Relief as rain falls over Australian bushfires

Rain, the most anticipated meteorological event for Australia, has fallen across parts of the bushfire-ravaged eastern part of the country on Thursday. As One India reports, the rain brought a huge relief to the nation that faced the cruellest ever bushfires.

Rain and more wet weather was forecast give some relief following months of unbelievable blazes. On Thursday, Australian meteorologists continue to warn on rains. In Melbourne, thunderstorms late on Wednesday helped to clear air but disrupted the build-up to next week’s Australian Open tennis tournament.

The rains and storms have improved air quality in most parts of the state New South Wales, said the Victorian Environment Protection Agency. More rain was forecast until the weekend which, if it does occur, would be the most sustained period of wet weather since the crisis began in September last year.

The New South Wales Rural Fire Service said that state and the whole country experienced its driest and hottest year on record in 2019. According to the meteorological bureau, the highest average maximum temperature of 41.9 degrees Celsius recorded in mid-December when the bushfires were on their peak.

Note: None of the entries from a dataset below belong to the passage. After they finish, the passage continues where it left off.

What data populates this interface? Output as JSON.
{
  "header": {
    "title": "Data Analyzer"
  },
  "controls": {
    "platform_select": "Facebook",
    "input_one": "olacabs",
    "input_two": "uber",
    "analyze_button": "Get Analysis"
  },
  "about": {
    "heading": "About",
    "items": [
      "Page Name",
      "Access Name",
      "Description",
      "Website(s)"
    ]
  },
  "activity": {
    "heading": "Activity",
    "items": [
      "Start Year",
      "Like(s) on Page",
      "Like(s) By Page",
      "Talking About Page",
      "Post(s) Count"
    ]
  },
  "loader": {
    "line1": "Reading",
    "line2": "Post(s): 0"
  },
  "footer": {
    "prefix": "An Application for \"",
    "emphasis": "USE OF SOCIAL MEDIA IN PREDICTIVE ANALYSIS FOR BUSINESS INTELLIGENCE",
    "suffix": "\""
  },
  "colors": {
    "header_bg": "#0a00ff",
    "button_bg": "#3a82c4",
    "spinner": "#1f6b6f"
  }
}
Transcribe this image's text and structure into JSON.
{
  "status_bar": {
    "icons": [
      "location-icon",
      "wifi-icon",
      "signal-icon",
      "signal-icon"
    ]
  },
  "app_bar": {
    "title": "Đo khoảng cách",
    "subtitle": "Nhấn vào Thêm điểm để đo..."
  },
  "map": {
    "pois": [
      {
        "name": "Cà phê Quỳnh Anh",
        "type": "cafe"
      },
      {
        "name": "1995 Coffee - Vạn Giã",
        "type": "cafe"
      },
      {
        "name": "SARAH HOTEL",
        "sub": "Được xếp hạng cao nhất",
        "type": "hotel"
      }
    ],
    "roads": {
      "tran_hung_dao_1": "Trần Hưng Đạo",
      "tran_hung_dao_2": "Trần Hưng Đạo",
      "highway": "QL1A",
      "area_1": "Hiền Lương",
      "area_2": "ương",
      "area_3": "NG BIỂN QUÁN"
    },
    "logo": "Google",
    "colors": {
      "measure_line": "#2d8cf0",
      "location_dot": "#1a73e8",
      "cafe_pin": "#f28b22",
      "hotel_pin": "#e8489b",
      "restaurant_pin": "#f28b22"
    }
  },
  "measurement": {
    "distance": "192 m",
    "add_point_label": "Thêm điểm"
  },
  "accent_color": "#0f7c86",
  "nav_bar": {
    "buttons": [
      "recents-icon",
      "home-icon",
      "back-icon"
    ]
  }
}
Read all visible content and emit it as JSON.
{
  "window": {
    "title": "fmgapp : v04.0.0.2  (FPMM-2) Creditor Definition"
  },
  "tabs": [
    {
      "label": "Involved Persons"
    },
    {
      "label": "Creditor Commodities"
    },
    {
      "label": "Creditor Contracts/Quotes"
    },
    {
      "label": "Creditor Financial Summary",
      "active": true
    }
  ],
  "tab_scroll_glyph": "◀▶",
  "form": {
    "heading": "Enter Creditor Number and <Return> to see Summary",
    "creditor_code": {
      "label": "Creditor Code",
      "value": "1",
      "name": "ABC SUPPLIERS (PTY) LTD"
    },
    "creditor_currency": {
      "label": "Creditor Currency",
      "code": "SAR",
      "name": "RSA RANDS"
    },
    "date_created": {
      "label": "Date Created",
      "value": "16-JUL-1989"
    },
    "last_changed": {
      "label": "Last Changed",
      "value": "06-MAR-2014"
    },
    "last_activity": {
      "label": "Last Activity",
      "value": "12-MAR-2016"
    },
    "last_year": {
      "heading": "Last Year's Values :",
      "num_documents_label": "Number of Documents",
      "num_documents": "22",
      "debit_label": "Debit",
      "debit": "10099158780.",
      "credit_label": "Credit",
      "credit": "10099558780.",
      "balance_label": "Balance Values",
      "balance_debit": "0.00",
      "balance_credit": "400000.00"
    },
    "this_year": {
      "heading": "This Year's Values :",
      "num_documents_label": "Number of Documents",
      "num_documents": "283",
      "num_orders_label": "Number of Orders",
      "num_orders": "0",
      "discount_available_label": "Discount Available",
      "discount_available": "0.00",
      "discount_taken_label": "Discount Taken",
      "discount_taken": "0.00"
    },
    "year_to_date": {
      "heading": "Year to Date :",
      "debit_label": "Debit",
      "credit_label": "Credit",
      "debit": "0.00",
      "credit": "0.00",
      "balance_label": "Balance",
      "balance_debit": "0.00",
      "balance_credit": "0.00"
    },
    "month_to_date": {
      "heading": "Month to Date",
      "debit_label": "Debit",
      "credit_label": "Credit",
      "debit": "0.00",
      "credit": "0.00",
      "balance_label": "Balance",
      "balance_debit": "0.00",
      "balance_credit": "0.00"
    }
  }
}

Meanwhile, the scientists note the bushfires are the type of extreme disasters the world can expect more of as global warming intensifies. “What’s happening is persistent, not a fluke due to some weather phenomenon,” said Gavin Schmidt, director of NASA’s Goddard Institute for Space Studies.

In 2019, blazes have destroyed more than 2,000 homes and burnt 10 million hectares of land. As New South Wales ecological activists said, bushfires as the long-term trends are being driven by the increasing levels of greenhouse gases in the atmosphere. On Thursday, 30 blazes were still burning out of control in the NSW.

To restore the rural areas as soon as possible, Australia ‘s government is providing the foundations for the fire crisis when extreme hot weather hit well before the southern summer.